This Burlesque Dancer Nails Everything Wrong With the Way We Talk About Body Image

This Burlesque Dancer Nails Everything Wrong With the Way We Talk About Body Image

Award-winning burlesque dancer Lillian Bustle is fat, and she knows it.

"I happen to use this word as a self-descriptor," Bustle says in a powerful TEDxJerseyCity Talk. "And I don't say it to put myself down." Bustle goes on to identify exactly why using the word "fat" as a dirty word is so damaging — and reveals her secret to body acceptance. 

"We as women are programmed to tell each other that we're not fat because to many people — both men and women — fat is the worst thing that you can be," she says.

"I'm five foot three, so I call myself short. I'm married, so I call myself a wife. I weigh 240 pounds, so I call myself fat. And I am beautiful, so I call myself beautiful. And I'm all of those things at once."

People often feel that accepting themselves is outside of their control, but Bustle argues embracing body positivity is a choice. "Being beautiful is a decision that you make," she says in the video. "Most of us sit around waiting for permission, for affirmation, for some other [person] to swoop in and tell us that we're worthy, that we're beautiful. It doesn't have to be like that ... you get to wake up one day and decide that you're beautiful."

Women must find a "courage reference": Bustle wasn't always so confident, but she managed to overcome the influence of our society's pervasive fatphobia in part by finding what she calls a "courage reference." This means "doing something brave and keeping that feeling in your pocket for times when you're not feeling so brave anymore." Bustle's courage reference is performing burlesque, which others have previously noted can be an empowering, body positive experience.

After seeing her first burlesque performance, Bustle says she was inspired by the "daring, creative, funny women of all shapes and sizes [who looked] like they could walk through fire," and began to perform herself. Bustle says proudly displaying her body reminds her that she's "strong and courageous and that I do great things. ... We can all have that."

Burlesque isn't a perfect space, she continues, acknowledging that burlesque performers are often still expected to maintain an idealized "showgirl" body type. But Bustle found a burlesque community that bucked this standard and discovered "a band of wonderfully diverse people gleefully celebrating their bodies on stage." 

Lillian Bustle performs at The Slipper Room
Source: Lillian Bustle/YouTube

Once empowered, others must witness this courage. While it's important to find alternative spaces that generate confidence, Bustle presses others to challenge mainstream notions of self-acceptance, too. She cites a study showing that the more we're exposed to diverse body types, the more we accept diverse bodies. When people embrace the qualities that make their bodies different, they also proudly expose others to that body type and therefore broaden society's ability to accept an array of body types — including their own. "The more that body diversity is normalized in our minds," Bustle summarizes, "the kinder we can be to ourselves and to our bodies."
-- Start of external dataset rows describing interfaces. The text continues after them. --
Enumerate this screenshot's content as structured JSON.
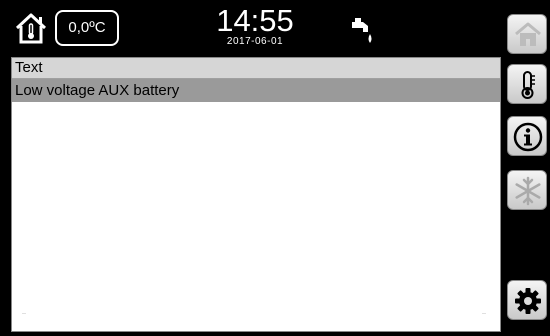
{
  "header": {
    "temperature": "0,0ºC",
    "time": "14:55",
    "date": "2017-06-01"
  },
  "table": {
    "column_header": "Text",
    "rows": [
      "Low voltage AUX battery"
    ]
  },
  "sidebar": {
    "buttons": [
      "home-icon",
      "thermometer-icon",
      "info-icon",
      "snowflake-icon",
      "gear-icon"
    ]
  },
  "colors": {
    "header_bg": "#000000",
    "header_row_bg": "#d6d6d6",
    "selected_row_bg": "#9a9a9a",
    "button_light": "#f4f4f4",
    "button_dark": "#c9c9c9"
  }
}
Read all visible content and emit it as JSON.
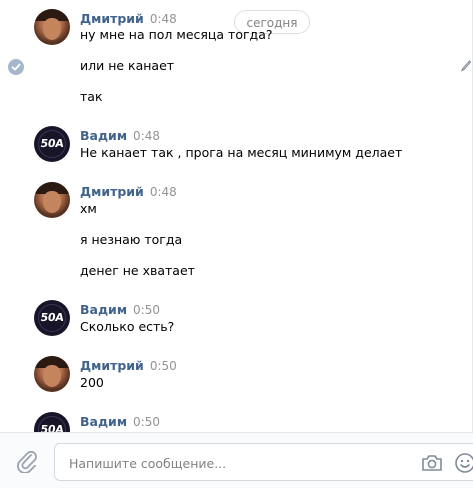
{
  "date_pill": "сегодня",
  "messages": [
    {
      "author": "Дмитрий",
      "time": "0:48",
      "lines": [
        "ну мне на пол месяца тогда?",
        "или не канает",
        "так"
      ]
    },
    {
      "author": "Вадим",
      "time": "0:48",
      "lines": [
        "Не канает так , прога на месяц минимум делает"
      ]
    },
    {
      "author": "Дмитрий",
      "time": "0:48",
      "lines": [
        "хм",
        "я незнаю тогда",
        "денег не хватает"
      ]
    },
    {
      "author": "Вадим",
      "time": "0:50",
      "lines": [
        "Сколько есть?"
      ]
    },
    {
      "author": "Дмитрий",
      "time": "0:50",
      "lines": [
        "200"
      ]
    },
    {
      "author": "Вадим",
      "time": "0:50",
      "lines": []
    }
  ],
  "vadim_avatar_text": "50A",
  "composer": {
    "placeholder": "Напишите сообщение..."
  },
  "icons": {
    "read_check": "check-circle-icon",
    "edit": "pencil-icon",
    "attach": "paperclip-icon",
    "camera": "camera-icon",
    "emoji": "smile-icon"
  },
  "colors": {
    "author": "#42648b",
    "time": "#939393",
    "check": "#a5b7cb"
  }
}
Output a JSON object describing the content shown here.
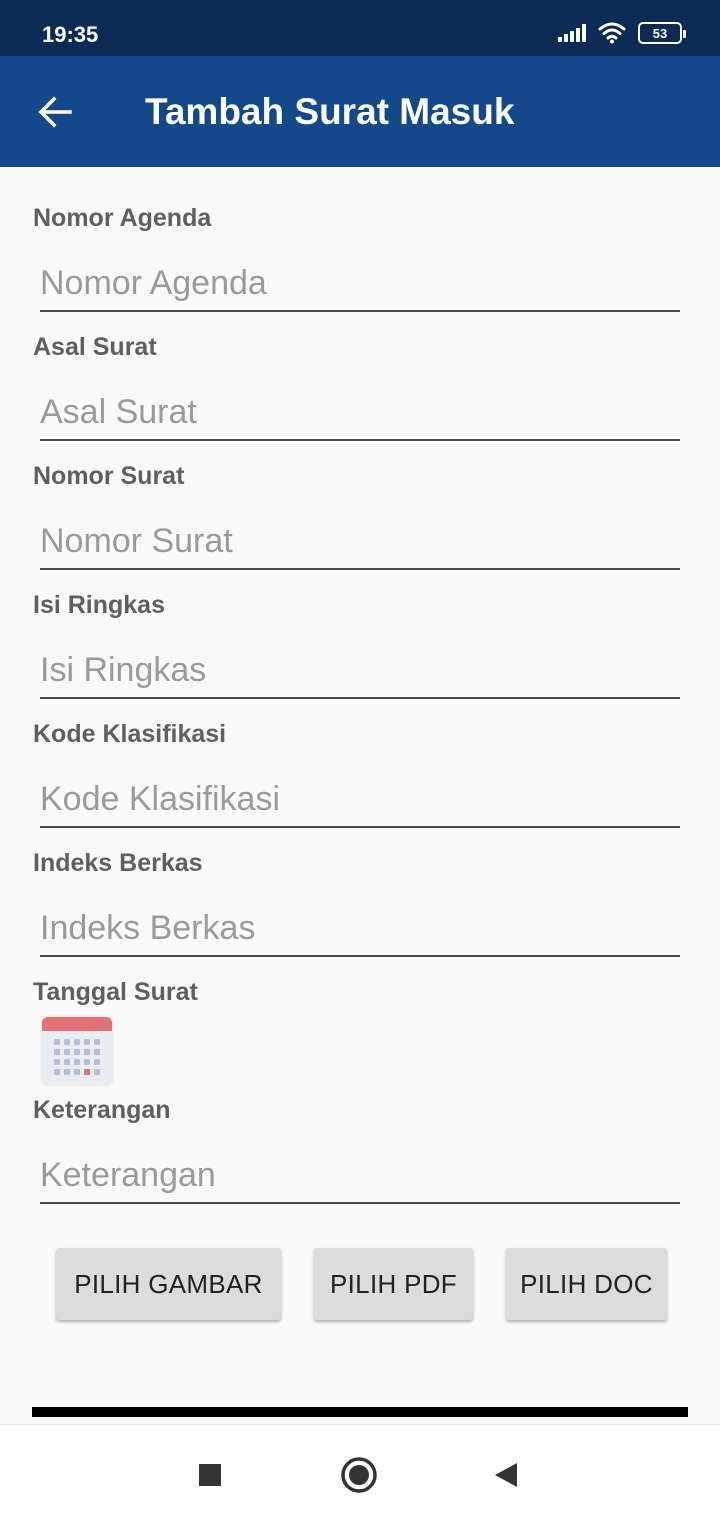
{
  "status_bar": {
    "time": "19:35",
    "battery": "53",
    "icons": [
      "signal-icon",
      "wifi-icon",
      "battery-icon"
    ]
  },
  "app_bar": {
    "title": "Tambah Surat Masuk",
    "back_icon": "arrow-back-icon",
    "background": "#13498a"
  },
  "form": {
    "fields": [
      {
        "label": "Nomor Agenda",
        "placeholder": "Nomor Agenda",
        "value": ""
      },
      {
        "label": "Asal Surat",
        "placeholder": "Asal Surat",
        "value": ""
      },
      {
        "label": "Nomor Surat",
        "placeholder": "Nomor Surat",
        "value": ""
      },
      {
        "label": "Isi Ringkas",
        "placeholder": "Isi Ringkas",
        "value": ""
      },
      {
        "label": "Kode Klasifikasi",
        "placeholder": "Kode Klasifikasi",
        "value": ""
      },
      {
        "label": "Indeks Berkas",
        "placeholder": "Indeks Berkas",
        "value": ""
      }
    ],
    "date_field": {
      "label": "Tanggal Surat",
      "icon": "calendar-icon"
    },
    "note_field": {
      "label": "Keterangan",
      "placeholder": "Keterangan",
      "value": ""
    }
  },
  "buttons": {
    "pick_image": "PILIH GAMBAR",
    "pick_pdf": "PILIH PDF",
    "pick_doc": "PILIH DOC"
  },
  "nav_bar": {
    "icons": [
      "recent-apps-icon",
      "home-icon",
      "back-triangle-icon"
    ]
  }
}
While body positivity and fatphobia alike are often dismissed as superficial topics, they have great impact on the lives of countless women. Learning to love oneself is not only challenging, but it's a true act of bravery — a reality Bustle acknowledges. 

When the No. 1 wish of girls aged 11 to 17 is to be thinner, Bustle says, publicly stating "I'm fat, and I'm beautiful, and not only am I not afraid to be seen, I'm worth looking at," is not only an act of bravery, but is "socially significant." And it's a socially significant act of bravery Bustle will continue to perform. Hopefully, countless other women will follow her lead and find their own courage reference — whatever that might be.

Source: YouTube